Another problem that has cropped up alongside this new trend is that young people, often at the instigation of ideology-oriented politicians, have criticized older people who lived during the Japanese occupation for wearing the clothing and hairdo of those times, as “pro-Japan people.” Paradoxically, these young critics now enjoy wearing, albeit in virtual reality, the same clothing and hairstyles they have been criticizing as the Japanese style. Besides, Korean young people also tremendously enjoy Japanese video games and cartoons these days. If so, they, too, are the same pro-Japan people whom they have been criticizing.
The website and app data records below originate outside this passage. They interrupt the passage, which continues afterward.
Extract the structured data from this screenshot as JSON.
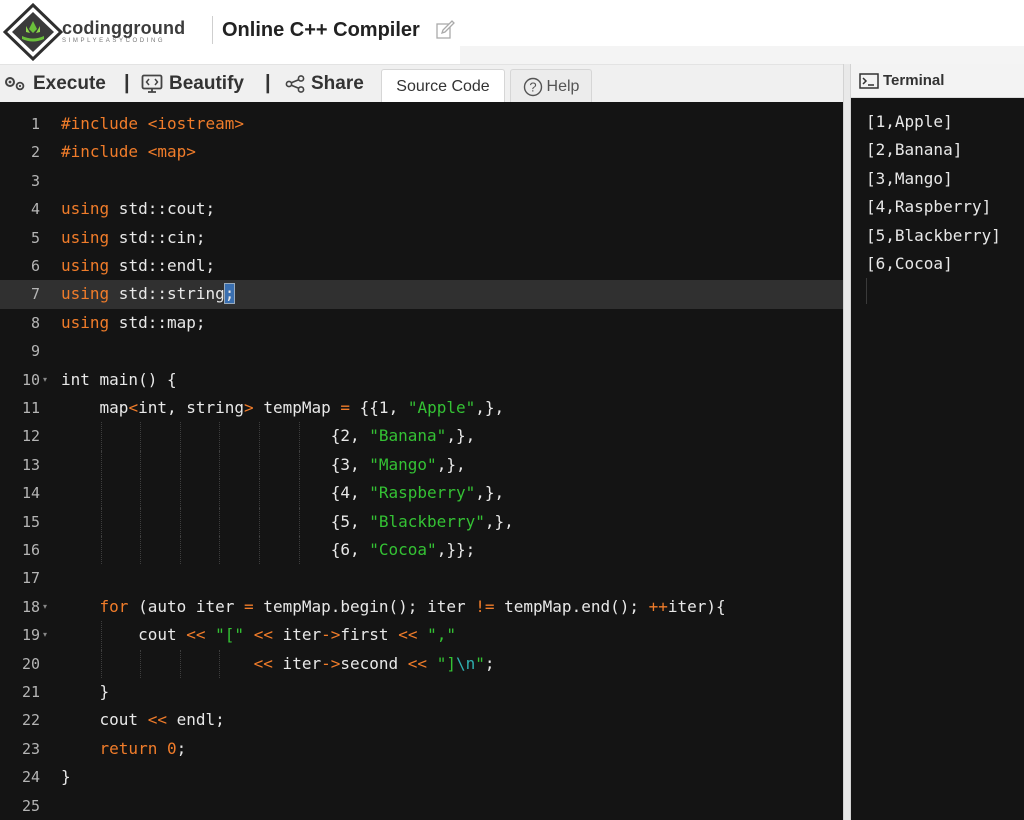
{
  "header": {
    "brand": "codingground",
    "tagline": "SIMPLYEASYCODING",
    "title": "Online C++ Compiler"
  },
  "toolbar": {
    "execute_label": "Execute",
    "separator": "|",
    "beautify_label": "Beautify",
    "share_label": "Share",
    "tab_source": "Source Code",
    "tab_help": "Help"
  },
  "editor": {
    "active_line": 7,
    "lines": [
      {
        "n": "1",
        "fold": false
      },
      {
        "n": "2",
        "fold": false
      },
      {
        "n": "3",
        "fold": false
      },
      {
        "n": "4",
        "fold": false
      },
      {
        "n": "5",
        "fold": false
      },
      {
        "n": "6",
        "fold": false
      },
      {
        "n": "7",
        "fold": false
      },
      {
        "n": "8",
        "fold": false
      },
      {
        "n": "9",
        "fold": false
      },
      {
        "n": "10",
        "fold": true
      },
      {
        "n": "11",
        "fold": false
      },
      {
        "n": "12",
        "fold": false
      },
      {
        "n": "13",
        "fold": false
      },
      {
        "n": "14",
        "fold": false
      },
      {
        "n": "15",
        "fold": false
      },
      {
        "n": "16",
        "fold": false
      },
      {
        "n": "17",
        "fold": false
      },
      {
        "n": "18",
        "fold": true
      },
      {
        "n": "19",
        "fold": true
      },
      {
        "n": "20",
        "fold": false
      },
      {
        "n": "21",
        "fold": false
      },
      {
        "n": "22",
        "fold": false
      },
      {
        "n": "23",
        "fold": false
      },
      {
        "n": "24",
        "fold": false
      },
      {
        "n": "25",
        "fold": false
      }
    ],
    "code": [
      [
        {
          "t": "#include ",
          "c": "inc"
        },
        {
          "t": "<iostream>",
          "c": "hdr"
        }
      ],
      [
        {
          "t": "#include ",
          "c": "inc"
        },
        {
          "t": "<map>",
          "c": "hdr"
        }
      ],
      [],
      [
        {
          "t": "using",
          "c": "kw"
        },
        {
          "t": " std::cout;",
          "c": ""
        }
      ],
      [
        {
          "t": "using",
          "c": "kw"
        },
        {
          "t": " std::cin;",
          "c": ""
        }
      ],
      [
        {
          "t": "using",
          "c": "kw"
        },
        {
          "t": " std::endl;",
          "c": ""
        }
      ],
      [
        {
          "t": "using",
          "c": "kw"
        },
        {
          "t": " std::string",
          "c": ""
        },
        {
          "t": ";",
          "c": "sel"
        }
      ],
      [
        {
          "t": "using",
          "c": "kw"
        },
        {
          "t": " std::map;",
          "c": ""
        }
      ],
      [],
      [
        {
          "t": "int main() {",
          "c": ""
        }
      ],
      [
        {
          "t": "    map",
          "c": ""
        },
        {
          "t": "<",
          "c": "op"
        },
        {
          "t": "int, string",
          "c": ""
        },
        {
          "t": ">",
          "c": "op"
        },
        {
          "t": " tempMap ",
          "c": ""
        },
        {
          "t": "=",
          "c": "op"
        },
        {
          "t": " {{1, ",
          "c": ""
        },
        {
          "t": "\"Apple\"",
          "c": "str"
        },
        {
          "t": ",},",
          "c": ""
        }
      ],
      [
        {
          "t": "                            {2, ",
          "c": ""
        },
        {
          "t": "\"Banana\"",
          "c": "str"
        },
        {
          "t": ",},",
          "c": ""
        }
      ],
      [
        {
          "t": "                            {3, ",
          "c": ""
        },
        {
          "t": "\"Mango\"",
          "c": "str"
        },
        {
          "t": ",},",
          "c": ""
        }
      ],
      [
        {
          "t": "                            {4, ",
          "c": ""
        },
        {
          "t": "\"Raspberry\"",
          "c": "str"
        },
        {
          "t": ",},",
          "c": ""
        }
      ],
      [
        {
          "t": "                            {5, ",
          "c": ""
        },
        {
          "t": "\"Blackberry\"",
          "c": "str"
        },
        {
          "t": ",},",
          "c": ""
        }
      ],
      [
        {
          "t": "                            {6, ",
          "c": ""
        },
        {
          "t": "\"Cocoa\"",
          "c": "str"
        },
        {
          "t": ",}};",
          "c": ""
        }
      ],
      [],
      [
        {
          "t": "    ",
          "c": ""
        },
        {
          "t": "for",
          "c": "kw"
        },
        {
          "t": " (auto iter ",
          "c": ""
        },
        {
          "t": "=",
          "c": "op"
        },
        {
          "t": " tempMap.begin(); iter ",
          "c": ""
        },
        {
          "t": "!=",
          "c": "op"
        },
        {
          "t": " tempMap.end(); ",
          "c": ""
        },
        {
          "t": "++",
          "c": "op"
        },
        {
          "t": "iter){",
          "c": ""
        }
      ],
      [
        {
          "t": "        cout ",
          "c": ""
        },
        {
          "t": "<<",
          "c": "op"
        },
        {
          "t": " ",
          "c": ""
        },
        {
          "t": "\"[\"",
          "c": "str"
        },
        {
          "t": " ",
          "c": ""
        },
        {
          "t": "<<",
          "c": "op"
        },
        {
          "t": " iter",
          "c": ""
        },
        {
          "t": "->",
          "c": "op"
        },
        {
          "t": "first ",
          "c": ""
        },
        {
          "t": "<<",
          "c": "op"
        },
        {
          "t": " ",
          "c": ""
        },
        {
          "t": "\",\"",
          "c": "str"
        }
      ],
      [
        {
          "t": "                    ",
          "c": ""
        },
        {
          "t": "<<",
          "c": "op"
        },
        {
          "t": " iter",
          "c": ""
        },
        {
          "t": "->",
          "c": "op"
        },
        {
          "t": "second ",
          "c": ""
        },
        {
          "t": "<<",
          "c": "op"
        },
        {
          "t": " ",
          "c": ""
        },
        {
          "t": "\"]",
          "c": "str"
        },
        {
          "t": "\\n",
          "c": "esc"
        },
        {
          "t": "\"",
          "c": "str"
        },
        {
          "t": ";",
          "c": ""
        }
      ],
      [
        {
          "t": "    }",
          "c": ""
        }
      ],
      [
        {
          "t": "    cout ",
          "c": ""
        },
        {
          "t": "<<",
          "c": "op"
        },
        {
          "t": " endl;",
          "c": ""
        }
      ],
      [
        {
          "t": "    ",
          "c": ""
        },
        {
          "t": "return",
          "c": "kw"
        },
        {
          "t": " ",
          "c": ""
        },
        {
          "t": "0",
          "c": "num"
        },
        {
          "t": ";",
          "c": ""
        }
      ],
      [
        {
          "t": "}",
          "c": ""
        }
      ],
      []
    ]
  },
  "terminal": {
    "title": "Terminal",
    "output": [
      "[1,Apple]",
      "[2,Banana]",
      "[3,Mango]",
      "[4,Raspberry]",
      "[5,Blackberry]",
      "[6,Cocoa]"
    ]
  },
  "colors": {
    "editor_bg": "#141414",
    "keyword": "#f07c2a",
    "string": "#34c234",
    "escape": "#2fb0b0",
    "active_line": "#303030"
  }
}
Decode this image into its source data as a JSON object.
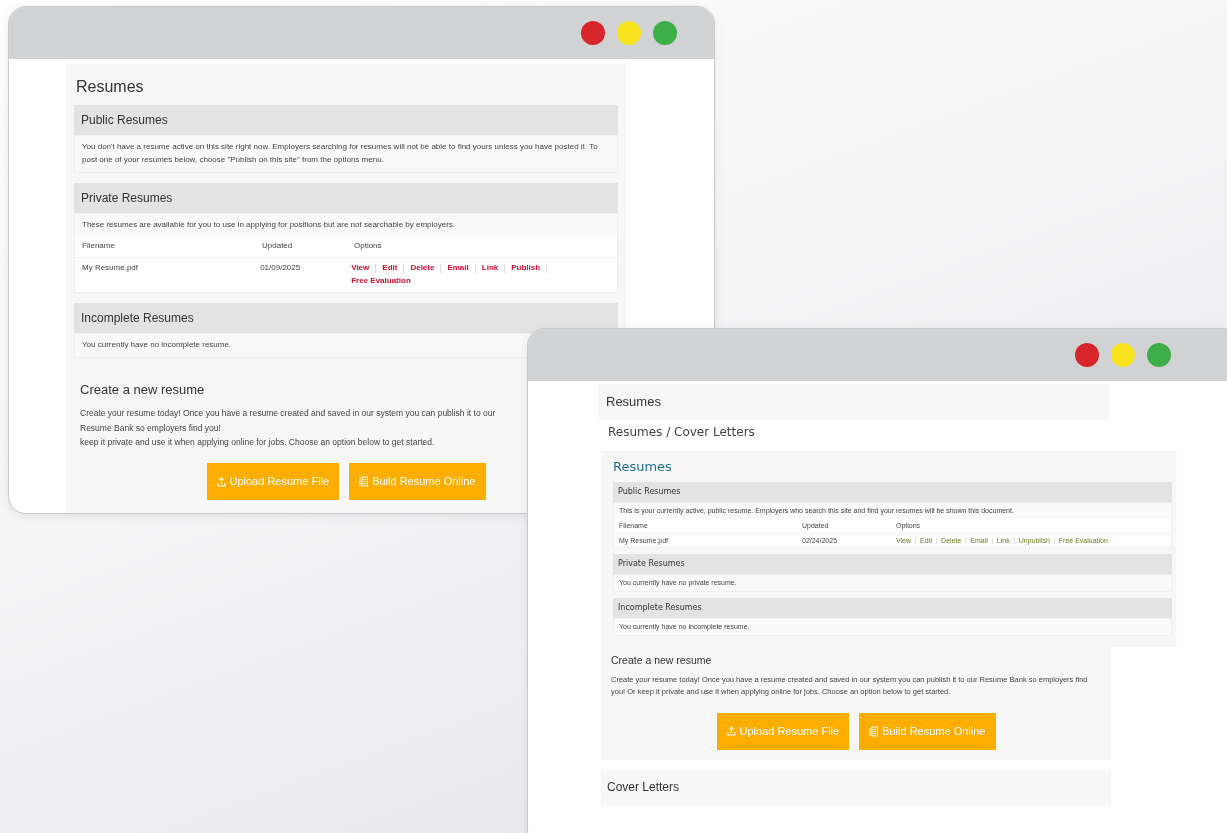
{
  "windows": [
    {
      "kind": "back",
      "page_title": "Resumes",
      "sections": [
        {
          "heading": "Public Resumes",
          "text": "You don't have a resume active on this site right now. Employers searching for resumes will not be able to find yours unless you have posted it. To post one of your resumes below, choose \"Publish on this site\" from the options menu."
        },
        {
          "heading": "Private Resumes",
          "text": "These resumes are available for you to use in applying for positions but are not searchable by employers.",
          "table": {
            "columns": [
              "Filename",
              "Updated",
              "Options"
            ],
            "rows": [
              {
                "filename": "My Resume.pdf",
                "updated": "01/09/2025",
                "options": [
                  "View",
                  "Edit",
                  "Delete",
                  "Email",
                  "Link",
                  "Publish",
                  "Free Evaluation"
                ]
              }
            ]
          }
        },
        {
          "heading": "Incomplete Resumes",
          "text": "You currently have no incomplete resume."
        }
      ],
      "create": {
        "heading": "Create a new resume",
        "lines": [
          "Create your resume today! Once you have a resume created and saved in our system you can publish it to our Resume Bank so employers find you!",
          "keep it private and use it when applying online for jobs. Choose an option below to get started."
        ],
        "buttons": [
          {
            "label": "Upload Resume File"
          },
          {
            "label": "Build Resume Online"
          }
        ]
      }
    },
    {
      "kind": "front",
      "page_title": "Resumes",
      "breadcrumb": "Resumes / Cover Letters",
      "section_title": "Resumes",
      "sections": [
        {
          "heading": "Public Resumes",
          "text": "This is your currently active, public resume. Employers who search this site and find your resumes will be shown this document.",
          "table": {
            "columns": [
              "Filename",
              "Updated",
              "Options"
            ],
            "rows": [
              {
                "filename": "My Resume.pdf",
                "updated": "02/24/2025",
                "options": [
                  "View",
                  "Edit",
                  "Delete",
                  "Email",
                  "Link",
                  "Unpublish",
                  "Free Evaluation"
                ]
              }
            ]
          }
        },
        {
          "heading": "Private Resumes",
          "text": "You currently have no private resume."
        },
        {
          "heading": "Incomplete Resumes",
          "text": "You currently have no incomplete resume."
        }
      ],
      "create": {
        "heading": "Create a new resume",
        "lines": [
          "Create your resume today! Once you have a resume created and saved in our system you can publish it to our Resume Bank so employers find you! Or keep it private and use it when applying online for jobs. Choose an option below to get started."
        ],
        "buttons": [
          {
            "label": "Upload Resume File"
          },
          {
            "label": "Build Resume Online"
          }
        ]
      },
      "cover_letters": "Cover Letters"
    }
  ]
}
The point is that you cannot be judgmental about other people. Walt Whitman said, “Be curious, not judgmental.” Neither can you be ignorant of history. George Santayana said, “Those who cannot remember the past are condemned to repeat it.” Korean young people should not be judgmental about history but should learn about it instead. Unfortunately, due to the bad influence of extreme leftwing politicians, our young people think of the past only in terms of vendettas, revenge and purges, instead of trying to learn from historical reality.

As for this trend, “If I were born in the 1930s”: Korean young people should do more than thoughtlessly enjoy the stylish fashion of those days. They should also be curious and try to understand the predicaments and ordeals of their grandparents’ generation that had to live in a colonial situation. They should not be so judgmental about the older generation that had to deal with atrocities and political turmoil that the younger generation cannot possibly comprehend. They should also realize how lucky they are to live in a free, sovereign country.

Perhaps our young people should read Yi Sang’s monumental short story, “Wings” published in 1936. In the story, Yi Sang brilliantly depicts the helplessness and agony of a man who lives in a colonial situation. As a colonized man, the protagonist is deprived of economic capability, autonomy, and independence. His misery wears him down, and in his extreme fatigue, he cannot help but sleep day and night. At the end of the story, however, the protagonist intensely wants to have wings, so he can fly away from his suffocating colonial situation.

Under the title, “If I were born in the 1930s,” our young people also should put themselves in Yi Sang’s protagonist’s shoes and see things through his eyes. In Harper Lee’s celebrated novel, “To Kill a Mockingbird,” which portrays the American 1930s when racial issues were still at stake, Atticus tells his young daughter, “You never really understand a person until you consider things from his point of view, until you climb into his skin and walk around in it.”

Of course, people are forgetful or ignorant of history, especially when they are young. At the end of “The Hunger Games,” Katniss, who has survived the “Hunger Games,” watches her children playing outside and mutters, “Our children don’t know they play on a grave.” Indeed, how could the children know about the life and death game that the older generation had to go through to bequeath a better society for their children?

Today’s American young people might not know much about the Great Depression in the 1930s. If the trend was “If I were born in the 1930s,” however, they would not simply enjoy the Hollywood fashion of the 1930s without a thought. Instead, they would at least ponder or discuss the difficult times suffered during the Great Depression.

We do not need to hold grudges about the past because “letting go,” not “clinging to,” makes us strong and wise. Yet, that does not mean we may completely forget the past. Albert Einstein once said, “Learn from yesterday, live for today and hope for tomorrow.” Chiara Gizzi also said, “Let go of the past, but keep the lessons it taught you.” Indeed, we cannot anesthetize our painful history by simply enjoying the fashionable trends of the past only.

The younger generation does not need to dwell in the past. Nevertheless, they should not be oblivious to what happened in history. Moreover, they have to learn from the past, so they do not repeat the past miseries.

Kim Seong-kon

Kim Seong-kon is a professor emeritus of English at Seoul National University and a visiting scholar at Dartmouth College. -- Ed.